Introducing time-control grazing necessitated a denser pattern of fencing to increase the number of paddocks from 10 to 70. A central laneway across the length of the property provides an efficient way to move sheep around the property.

More than 70 small dams supply stock water as there are no creeks or rivers on Winona. These dams are maintained mainly through lateral underground flow.

Colin recognises that trees provide stock with shelter and so has planted more than 2,000 single paddock trees, aiming to restore the original 1860s cover, estimated to be about two trees a hectare.

Healthy land

Overall, the implementation of pasture cropping has restored the landscape health on Winona.

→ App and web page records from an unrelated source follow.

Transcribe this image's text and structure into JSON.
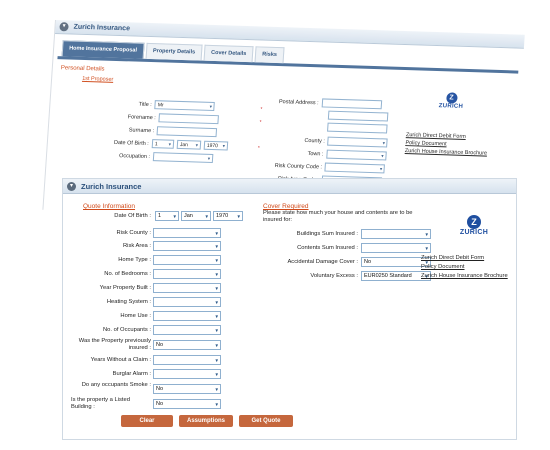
{
  "back": {
    "title": "Zurich Insurance",
    "tabs": [
      "Home Insurance Proposal",
      "Property Details",
      "Cover Details",
      "Risks"
    ],
    "section": "Personal Details",
    "subsection": "1st Proposer",
    "fields": {
      "title_label": "Title :",
      "title_value": "Mr",
      "forename_label": "Forename :",
      "surname_label": "Surname :",
      "dob_label": "Date Of Birth :",
      "dob_day": "1",
      "dob_month": "Jan",
      "dob_year": "1970",
      "occupation_label": "Occupation :",
      "postal_label": "Postal Address :",
      "county_label": "County :",
      "town_label": "Town :",
      "risk_county_code_label": "Risk County Code :",
      "risk_area_code_label": "Risk Area Code :"
    },
    "links": [
      "Zurich Direct Debit Form",
      "Policy Document",
      "Zurich House Insurance Brochure"
    ],
    "logo_text": "ZURICH"
  },
  "front": {
    "title": "Zurich Insurance",
    "quote_title": "Quote Information",
    "cover_title": "Cover Required",
    "cover_prompt": "Please state how much your house and contents are to be insured for:",
    "dob": {
      "label": "Date Of Birth :",
      "day": "1",
      "month": "Jan",
      "year": "1970"
    },
    "left_fields": [
      {
        "label": "Risk County :",
        "value": ""
      },
      {
        "label": "Risk Area :",
        "value": ""
      },
      {
        "label": "Home Type :",
        "value": ""
      },
      {
        "label": "No. of Bedrooms :",
        "value": ""
      },
      {
        "label": "Year Property Built :",
        "value": ""
      },
      {
        "label": "Heating System :",
        "value": ""
      },
      {
        "label": "Home Use :",
        "value": ""
      },
      {
        "label": "No. of Occupants :",
        "value": ""
      },
      {
        "label": "Was the Property previously insured :",
        "value": "No"
      },
      {
        "label": "Years Without a Claim :",
        "value": ""
      },
      {
        "label": "Burglar Alarm :",
        "value": ""
      },
      {
        "label": "Do any occupants Smoke :",
        "value": "No"
      },
      {
        "label": "Is the property a Listed Building :",
        "value": "No"
      }
    ],
    "right_fields": [
      {
        "label": "Buildings Sum Insured :",
        "value": ""
      },
      {
        "label": "Contents Sum Insured :",
        "value": ""
      },
      {
        "label": "Accidental Damage Cover :",
        "value": "No"
      },
      {
        "label": "Voluntary Excess :",
        "value": "EUR0250 Standard"
      }
    ],
    "links": [
      "Zurich Direct Debit Form",
      "Policy Document",
      "Zurich House Insurance Brochure"
    ],
    "logo_text": "ZURICH",
    "buttons": {
      "clear": "Clear",
      "assumptions": "Assumptions",
      "get_quote": "Get Quote"
    }
  }
}
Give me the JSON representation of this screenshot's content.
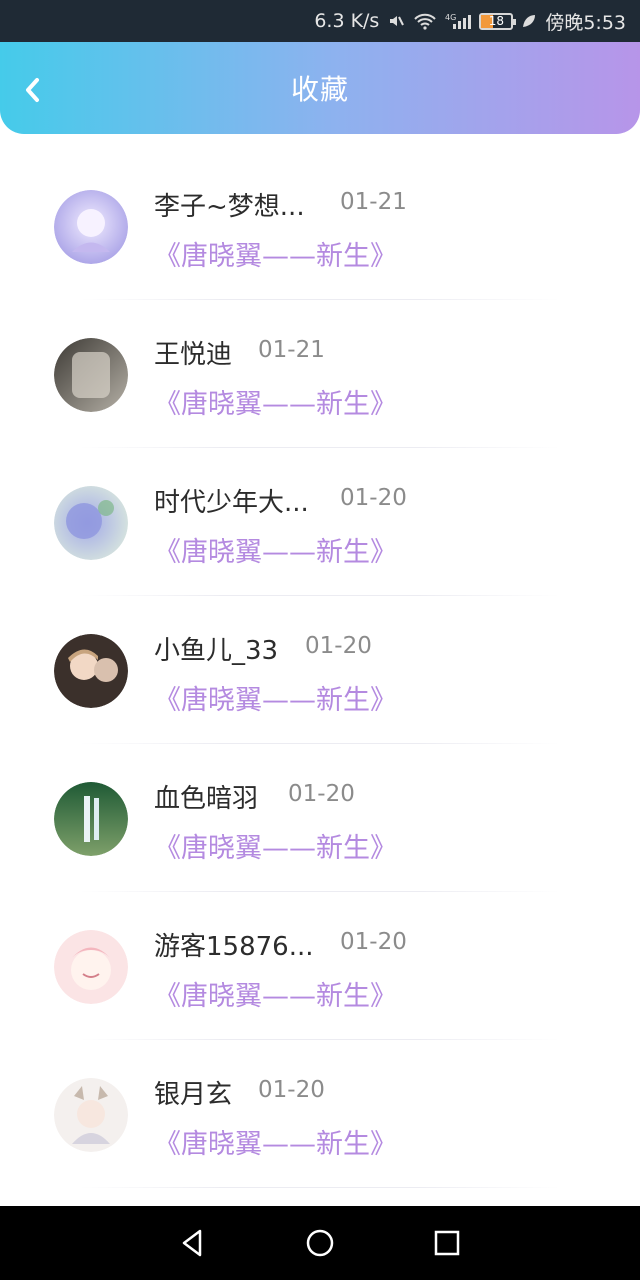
{
  "status": {
    "net_speed": "6.3 K/s",
    "network": "4G",
    "battery": "18",
    "time": "傍晚5:53"
  },
  "header": {
    "title": "收藏"
  },
  "items": [
    {
      "name": "李子~梦想...",
      "date": "01-21",
      "book": "《唐晓翼——新生》"
    },
    {
      "name": "王悦迪",
      "date": "01-21",
      "book": "《唐晓翼——新生》"
    },
    {
      "name": "时代少年大...",
      "date": "01-20",
      "book": "《唐晓翼——新生》"
    },
    {
      "name": "小鱼儿_33",
      "date": "01-20",
      "book": "《唐晓翼——新生》"
    },
    {
      "name": "血色暗羽",
      "date": "01-20",
      "book": "《唐晓翼——新生》"
    },
    {
      "name": "游客15876...",
      "date": "01-20",
      "book": "《唐晓翼——新生》"
    },
    {
      "name": "银月玄",
      "date": "01-20",
      "book": "《唐晓翼——新生》"
    }
  ]
}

The property was once dominated by annual weeds like Capeweed and Paterson’s curse, but they have been drastically reduced.

Winona is now a diverse, functioning native grassland with more than 60 native species. As Colin points out, this change was created, not with herbicides, but with groundcover.

“Providing the conditions for perennial pasture species to thrive will steadily suppress the weeds. Using herbicides can help in some circumstances but can also kill desirable species, such as the perennial pasture species.”

Tree health has improved and the remaining naturally established trees are regenerating. In addition, around 15,000 local native trees and shrubs have been planted in belts to form wildlife corridors and to link areas of remnant native vegetation.

A large increase of spiders in pastures has delivered a more stable balance to the insect populations and provided biological control of problem insects like red legged earth mite.

By applying regenerative forms of cropping and grazing, Colin has more than doubled soil carbon and significantly improved the soil water holding capacity in just ten years.

The vast majority of the soil carbon is highly stable, meaning it is significantly less subject to degradation, and carbon is being built and measured to a depth of 500mm.

All soil nutrients increased, including phosphorus, by an average of 172% in available and total amounts, except for aluminium, iron and sodium, which have decreased.

 

 

Soil from a time-controlled rotationally grazed and pasture cropped paddock (left) and from a conventionally grazed and cropped paddock (right). The soil on the left contains significantly more microbial life, soil carbon and subsequently greater water holding capacity.

In addition to being able to pass on a productive and sustainable farm to the next generation, Colin feels a well-deserved sense of achievement at having developed an innovative farming method that is being adopted by thousands of other farmers in similar climates and soil landscapes all across the world.

“With pasture cropping it is now possible to produce an annual crop like wheat and a perennial grain crop for human consumption off the same area within a twelve-month period. Added to this is the grazing value of sheep meat and wool as well as native grass seed, carbon sequestration and a landscape resilient to drought,” he said.

More information:
For more information about pasture cropping visit www.pasturecropping.com or view a case study at www.soilsforlife.org.au/case-studies/winona
Colin can be contacted on (02) 6375 9256 or 0428 759 256 and email at colin@winona.net.au

This case study appeared in the December 2018 edition of AWI’s Beyond the Bale magazine.